As with all medicine in the USSR, dental care was universally available for free to the people and, as I mentioned above, sometimes even insisted upon by the Soviet Government. So why did the Soviet people avoided it like a plague? One word answer is anesthesia, or more precisely, the lack thereof. For reasons that are still mysterious to me, Soviet dentists did not use any painkillers on their trembling and screaming in pain patients, kids or adults. One of my earliest childhood memories is a tooth being extracted from my mouth live, without even a numbing ointment that dentists use here to make shots less painful. This event alone explains my life-long torturous relationship with dentistry. Many fillings and even a root canal procedure were done on me since then, when I felt every spin of the drill, every touch, and every time they sprayed some cooling solution on an overheated from drilling tooth. Still the first tooth ripped out of my mouth when I was 5 or 6 years old hurt the most. No one since then clearly explained why it was done this way. Maybe they wanted to build our characters, prepare us for torture, raise our pain tolerance so in case we ever ended up in Guantanamo Bay we would think that waterboarding was just a splash in a tub. Soviet medicine was actually very progressive and inventive and many procedures used in the modern medicine were conceived and first tested in Russia and the USSR. There is no questions that dentists in 70’s were fully aware of how it was done in the West. Even inside the USSR some dentists who were quietly operating outside of the system for cash, used anesthesia on their lucky patients. The rest of us had to go through unbearable pain and suffering. For my first several years in the USA even with dental insurance available I still stayed away from dentists, swallowing bottles of Tylenol to dull the pain. My first visit to the dentist here was almost a religious experience and now all I am afraid of is the extraction of large sums of money from my wallet.

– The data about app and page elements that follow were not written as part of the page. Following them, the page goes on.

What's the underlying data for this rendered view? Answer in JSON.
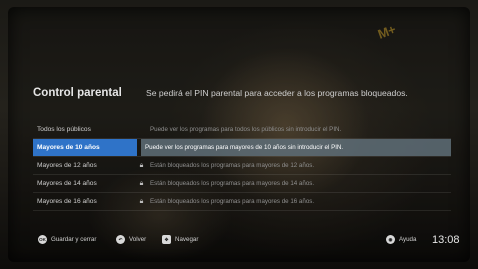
{
  "header": {
    "title": "Control parental",
    "subtitle": "Se pedirá el PIN parental para acceder a los programas bloqueados.",
    "channel_logo": "M+"
  },
  "options": [
    {
      "label": "Todos los públicos",
      "desc": "Puede ver los programas para todos los públicos sin introducir el PIN.",
      "locked": false,
      "selected": false
    },
    {
      "label": "Mayores de 10 años",
      "desc": "Puede ver los programas para mayores de 10 años sin introducir el PIN.",
      "locked": false,
      "selected": true
    },
    {
      "label": "Mayores de 12 años",
      "desc": "Están bloqueados los programas para mayores de 12 años.",
      "locked": true,
      "selected": false
    },
    {
      "label": "Mayores de 14 años",
      "desc": "Están bloqueados los programas para mayores de 14 años.",
      "locked": true,
      "selected": false
    },
    {
      "label": "Mayores de 16 años",
      "desc": "Están bloqueados los programas para mayores de 16 años.",
      "locked": true,
      "selected": false
    }
  ],
  "footer": {
    "ok_icon": "OK",
    "ok_label": "Guardar y cerrar",
    "back_label": "Volver",
    "nav_label": "Navegar",
    "help_label": "Ayuda",
    "time": "13:08"
  },
  "colors": {
    "selected_bg": "#2f73c8",
    "selected_desc_bg": "#5f6e78"
  }
}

The dentist’s office of my childhood was designed for inflicting not only physical but also mental pain on the patient. Multiple chairs were situated in the same room so everyone could enjoy everyone else’s screams and see their unfortunate neighbors in the different stages of confessing their innermost secrets. The chair did not recline so the patient was almost always sitting straight up while the dentist was operating in front or to the side of the chair. Unlike American setup, all the scary tools of the trade were laid out in front of the patient so he could clearly see the size of the pliers that would shortly end up in his mouth. I don’t recall them ever using x-rays so they operated purely on a hunch. One of the girls from my class had a wrong (healthy) tooth extracted while the unhealthy tooth stayed intact. Things happened. On one of my mandatory school visits my class was sitting in the waiting room downstairs, when I was called up for my turn to be treated. I sat in the chair and the dentist ordered me to open my mouth. Always a rebel, I refused, got up and went back downstairs happy and smiling and went home. Next day I was not allowed to attend school and had to go back and submit, to a (nicer) dentist. There was no escape. Needless to say that after mandatory annual visits were over I successfully avoided the dentist chair for the next four years.

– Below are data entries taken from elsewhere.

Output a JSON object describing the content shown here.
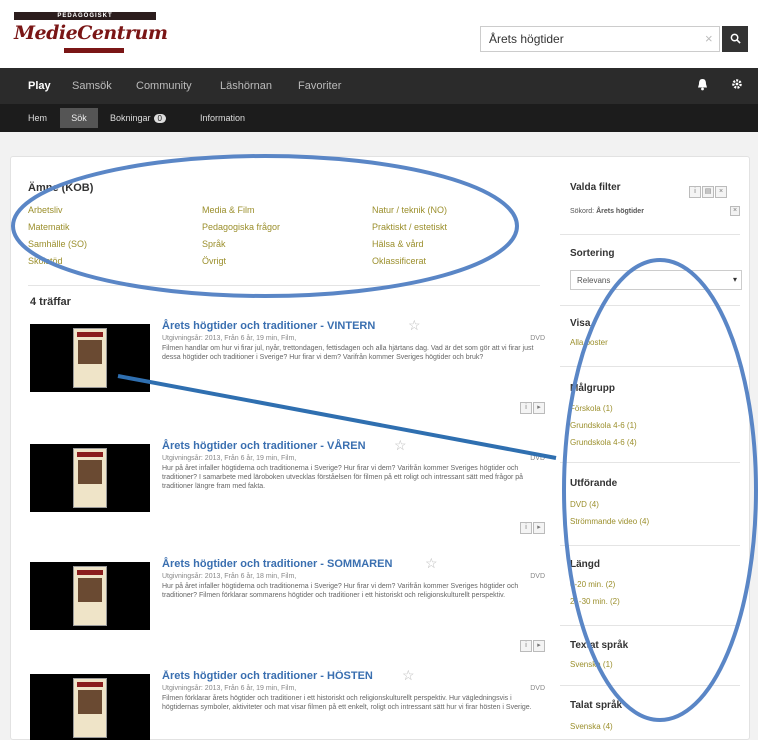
{
  "header": {
    "logo_top": "PEDAGOGISKT",
    "logo_script": "MedieCentrum",
    "search_value": "Årets högtider",
    "search_clear": "×",
    "search_icon": "search-icon"
  },
  "nav": {
    "items": [
      "Play",
      "Samsök",
      "Community",
      "Läshörnan",
      "Favoriter"
    ],
    "bell_icon": "bell-icon",
    "gear_icon": "gear-icon"
  },
  "subnav": {
    "items": [
      "Hem",
      "Sök",
      "Bokningar",
      "Information"
    ],
    "badge": "0"
  },
  "categories": {
    "title": "Ämne (KOB)",
    "links": [
      "Arbetsliv",
      "Media & Film",
      "Natur / teknik (NO)",
      "Matematik",
      "Pedagogiska frågor",
      "Praktiskt / estetiskt",
      "Samhälle (SO)",
      "Språk",
      "Hälsa & vård",
      "Skolstöd",
      "Övrigt",
      "Oklassificerat"
    ]
  },
  "results": {
    "count": "4 träffar",
    "items": [
      {
        "title": "Årets högtider och traditioner - VINTERN",
        "meta": "Utgivningsår: 2013, Från 6 år, 19 min, Film,",
        "dvd": "DVD",
        "desc": "Filmen handlar om hur vi firar jul, nyår, trettondagen, fettisdagen och alla hjärtans dag. Vad är det som gör att vi firar just dessa högtider och traditioner i Sverige? Hur firar vi dem? Varifrån kommer Sveriges högtider och bruk?"
      },
      {
        "title": "Årets högtider och traditioner - VÅREN",
        "meta": "Utgivningsår: 2013, Från 6 år, 19 min, Film,",
        "dvd": "DVD",
        "desc": "Hur på året infaller högtiderna och traditionerna i Sverige? Hur firar vi dem? Varifrån kommer Sveriges högtider och traditioner? I samarbete med läroboken utvecklas förståelsen för filmen på ett roligt och intressant sätt med frågor på traditioner längre fram med fakta."
      },
      {
        "title": "Årets högtider och traditioner - SOMMAREN",
        "meta": "Utgivningsår: 2013, Från 6 år, 18 min, Film,",
        "dvd": "DVD",
        "desc": "Hur på året infaller högtiderna och traditionerna i Sverige? Hur firar vi dem? Varifrån kommer Sveriges högtider och traditioner? Filmen förklarar sommarens högtider och traditioner i ett historiskt och religionskulturellt perspektiv."
      },
      {
        "title": "Årets högtider och traditioner - HÖSTEN",
        "meta": "Utgivningsår: 2013, Från 6 år, 19 min, Film,",
        "dvd": "DVD",
        "desc": "Filmen förklarar årets högtider och traditioner i ett historiskt och religionskulturellt perspektiv. Hur vägledningsvis i högtidernas symboler, aktiviteter och mat visar filmen på ett enkelt, roligt och intressant sätt hur vi firar hösten i Sverige."
      }
    ]
  },
  "sidebar": {
    "filters_title": "Valda filter",
    "filter_label": "Sökord:",
    "filter_value": "Årets högtider",
    "sort_title": "Sortering",
    "sort_value": "Relevans",
    "view_title": "Visa",
    "view_link": "Alla poster",
    "audience_title": "Målgrupp",
    "audience": [
      "Förskola (1)",
      "Grundskola 4-6 (1)",
      "Grundskola 4-6 (4)"
    ],
    "format_title": "Utförande",
    "format": [
      "DVD (4)",
      "Strömmande video (4)"
    ],
    "length_title": "Längd",
    "length": [
      "0-20 min. (2)",
      "21-30 min. (2)"
    ],
    "subs_title": "Textat språk",
    "subs": [
      "Svenska (1)"
    ],
    "spoken_title": "Talat språk",
    "spoken": [
      "Svenska (4)"
    ]
  },
  "colors": {
    "annotation": "#5a86c6",
    "nav_bg": "#2b2b2b",
    "link": "#9b8f2c",
    "title": "#3a6fb0"
  }
}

Even more exciting was the root canal procedure. Before I was drafted into the army I heard the rumors that military dentists are even more evil than civilian ones, although it was hard to imagine that this was possible. Conventional wisdom required to get treatment before the draft, on your own terms, which I reluctantly did. I had a couple of fillings done and then the words “root canal” (in Russian of course) were uttered. Root canal was done in two stages: in stage one the tooth was drilled (did I mention no painkillers) and filled with arsenic to “kill the nerve”; in stage two the arsenic was drilled out and the nerve was extracted using a tiny file similar to the ones used here. I can’t speak for everyone but in my case the nerve wasn’t even close to being dead. I felt it being pulled out seemingly all the way from my brain. I spit on waterboarding. CIA needs to go to Brighton Beach, get one of the old Soviet dentists from way back, and after a root canal or two Osama Bin Laden wouldn’t stand a chance.

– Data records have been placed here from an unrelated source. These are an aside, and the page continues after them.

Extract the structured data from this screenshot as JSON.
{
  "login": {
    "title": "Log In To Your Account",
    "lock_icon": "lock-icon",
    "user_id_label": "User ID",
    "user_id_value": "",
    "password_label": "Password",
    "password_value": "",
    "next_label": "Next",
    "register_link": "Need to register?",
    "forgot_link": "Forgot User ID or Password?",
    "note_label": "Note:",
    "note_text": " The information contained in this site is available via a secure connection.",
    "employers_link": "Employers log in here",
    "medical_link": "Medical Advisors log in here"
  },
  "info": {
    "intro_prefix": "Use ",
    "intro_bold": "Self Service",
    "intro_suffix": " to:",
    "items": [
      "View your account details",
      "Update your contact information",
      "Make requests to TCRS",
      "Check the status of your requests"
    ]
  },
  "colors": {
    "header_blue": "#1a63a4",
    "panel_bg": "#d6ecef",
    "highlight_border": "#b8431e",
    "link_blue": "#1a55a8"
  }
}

When you are relaxing in your dentist’s chair with TV in front of you, a dentist, a nurse and all the technology surrounding you to make your visit pleasant, thank your dental gods for your luck and maybe feel a little better about shelling out your hard-earned money for the services. It’s well worth it.